  2. When there is no insurance, retirees must deplete their savings to pay for care. This can have a debilitating impact on not only the sick spouse, but also the health spouse. (My mother lived 17 years longer than my father. If their life savings had been drained for her care, she would have had a much different experience in her “golden years”).
  3. When the retirees’ savings are depleted / exhausted, they may hope family can pay for their care. Unfortunately, Generation Y and Millennials may be ill-equipped to deal with these expenses: Many are struggling with the economic impact of COVID, struggling to pay off student debt, and worried about financing their own children’s education and their own retirement.
  4. Lacking insurance, having depleted their nest eggs and exhausting family resources, the only remaining option for many Americans is government assistance. Medicaid will pay for care when other options are exhausted, but only in a Medicaid-approved facility. This may not be the type of place you (or your family) would like to be in, but it’s the last resort for seniors who do not plan.

So with so much to lose, why do many seniors fail to plan to protect their nest egg? It’s human nature to hope “I will be the lucky one. It will be the guy next door who needs care.” And a lot of farmers, growers and ranchers are literally “betting the farm”.

    [Some of our clients have told us, “If I get sick, my family will care for me.” That sounds fine, in theory. Until you’ve watched your own 105 pound, 77-year-old mother try to wrestle her 210 pound husband into and out of the shower and onto and off of the toilet. Speaking from personal experience, the last thing I want is someone with my same last name changing my diapers. That’s not the image I want my kids to remember]

Fortunately, there are alternatives, and you don’t need to bet the farm and your family finances on being one of the lucky ones. And some of those alternatives can have attractive tax benefits.

Many farmers, growers, ranchers and packers have at least one regular “C” corporation in their enterprise. And these corporations may provide coverage for owners and managers with distinct tax advantages. You should consult your own tax professionals (or a member of our team) to see how this may apply to your situation.

There are also at least two different types of long-term care insurance that can be used to protect your retirement and your farm: “traditional” long term care policies and “hybrid” policies. Each may have unique advantages, and potential disadvantages.

Finally, some states offer Long Term Care Partnership programs. These are designed to encourage residents to carry long term care insurance, and may provide tax or financial benefits for doing so. A financial advisor skilled in long term care planning for farmers, ranchers, growers and packers can help you navigate these alternatives and assess which one(s) work for you. Our Lincoln Agribusiness Services would be delighted to help you in this process.

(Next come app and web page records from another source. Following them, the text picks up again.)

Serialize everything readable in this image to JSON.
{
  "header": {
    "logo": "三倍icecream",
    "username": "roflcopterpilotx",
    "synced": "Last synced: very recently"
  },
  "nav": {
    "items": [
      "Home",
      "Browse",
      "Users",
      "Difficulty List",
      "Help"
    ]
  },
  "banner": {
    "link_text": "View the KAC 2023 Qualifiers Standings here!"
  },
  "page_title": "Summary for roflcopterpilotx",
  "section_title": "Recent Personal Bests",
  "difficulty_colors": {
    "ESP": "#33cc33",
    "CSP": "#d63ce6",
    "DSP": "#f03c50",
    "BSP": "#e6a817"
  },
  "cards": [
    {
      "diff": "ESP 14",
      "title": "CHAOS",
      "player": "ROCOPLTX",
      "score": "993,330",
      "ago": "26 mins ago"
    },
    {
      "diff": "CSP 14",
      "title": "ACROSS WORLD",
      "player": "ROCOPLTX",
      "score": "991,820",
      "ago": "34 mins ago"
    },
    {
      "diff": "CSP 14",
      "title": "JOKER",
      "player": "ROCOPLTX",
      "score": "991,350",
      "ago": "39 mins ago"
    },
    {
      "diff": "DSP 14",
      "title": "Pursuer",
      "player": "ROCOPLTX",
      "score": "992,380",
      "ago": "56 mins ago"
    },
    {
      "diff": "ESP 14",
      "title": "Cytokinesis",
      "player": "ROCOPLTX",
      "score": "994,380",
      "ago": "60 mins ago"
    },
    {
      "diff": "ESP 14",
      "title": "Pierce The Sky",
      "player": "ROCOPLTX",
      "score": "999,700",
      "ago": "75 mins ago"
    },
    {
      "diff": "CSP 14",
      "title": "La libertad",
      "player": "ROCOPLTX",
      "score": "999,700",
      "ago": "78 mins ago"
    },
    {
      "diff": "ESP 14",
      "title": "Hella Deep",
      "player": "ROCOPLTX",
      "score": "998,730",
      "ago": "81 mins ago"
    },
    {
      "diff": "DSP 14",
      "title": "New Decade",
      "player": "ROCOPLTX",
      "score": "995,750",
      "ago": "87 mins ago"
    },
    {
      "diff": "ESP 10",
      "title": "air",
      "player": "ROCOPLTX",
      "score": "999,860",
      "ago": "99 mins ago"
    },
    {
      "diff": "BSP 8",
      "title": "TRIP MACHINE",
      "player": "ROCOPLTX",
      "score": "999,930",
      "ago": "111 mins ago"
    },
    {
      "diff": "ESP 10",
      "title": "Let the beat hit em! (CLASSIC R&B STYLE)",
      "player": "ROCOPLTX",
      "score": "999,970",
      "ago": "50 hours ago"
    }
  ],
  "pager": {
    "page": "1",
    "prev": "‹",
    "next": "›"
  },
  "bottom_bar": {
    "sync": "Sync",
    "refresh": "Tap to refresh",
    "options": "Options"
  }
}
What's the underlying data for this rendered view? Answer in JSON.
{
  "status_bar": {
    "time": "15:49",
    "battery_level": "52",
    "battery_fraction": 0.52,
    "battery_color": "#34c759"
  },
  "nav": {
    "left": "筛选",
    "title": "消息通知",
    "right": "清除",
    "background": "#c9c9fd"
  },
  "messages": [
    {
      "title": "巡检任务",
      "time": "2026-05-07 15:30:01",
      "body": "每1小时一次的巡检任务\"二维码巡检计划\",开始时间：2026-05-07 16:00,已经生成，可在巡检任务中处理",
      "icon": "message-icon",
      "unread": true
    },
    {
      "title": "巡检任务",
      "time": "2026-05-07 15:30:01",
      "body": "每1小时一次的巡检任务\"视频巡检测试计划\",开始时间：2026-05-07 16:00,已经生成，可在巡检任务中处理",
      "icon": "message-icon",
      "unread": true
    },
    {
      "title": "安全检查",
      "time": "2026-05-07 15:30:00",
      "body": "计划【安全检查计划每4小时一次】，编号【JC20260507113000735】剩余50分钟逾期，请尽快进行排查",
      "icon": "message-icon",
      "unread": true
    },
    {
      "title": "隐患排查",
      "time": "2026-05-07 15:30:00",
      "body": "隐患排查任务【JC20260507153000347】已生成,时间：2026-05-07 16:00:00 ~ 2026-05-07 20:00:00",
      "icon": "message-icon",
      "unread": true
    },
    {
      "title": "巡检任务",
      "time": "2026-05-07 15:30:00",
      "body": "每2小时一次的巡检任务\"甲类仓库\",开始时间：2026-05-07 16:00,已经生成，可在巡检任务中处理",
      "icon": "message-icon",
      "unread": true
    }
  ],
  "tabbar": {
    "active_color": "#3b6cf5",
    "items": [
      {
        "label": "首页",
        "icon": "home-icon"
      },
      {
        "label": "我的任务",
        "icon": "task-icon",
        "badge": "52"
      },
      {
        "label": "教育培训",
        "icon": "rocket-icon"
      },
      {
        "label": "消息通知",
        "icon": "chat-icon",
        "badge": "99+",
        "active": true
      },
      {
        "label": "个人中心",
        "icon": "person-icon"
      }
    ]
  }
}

Jeffrey S. DeWald CLU©, ChFC©, CBEC© is a registered representative of Lincoln Financial Advisors.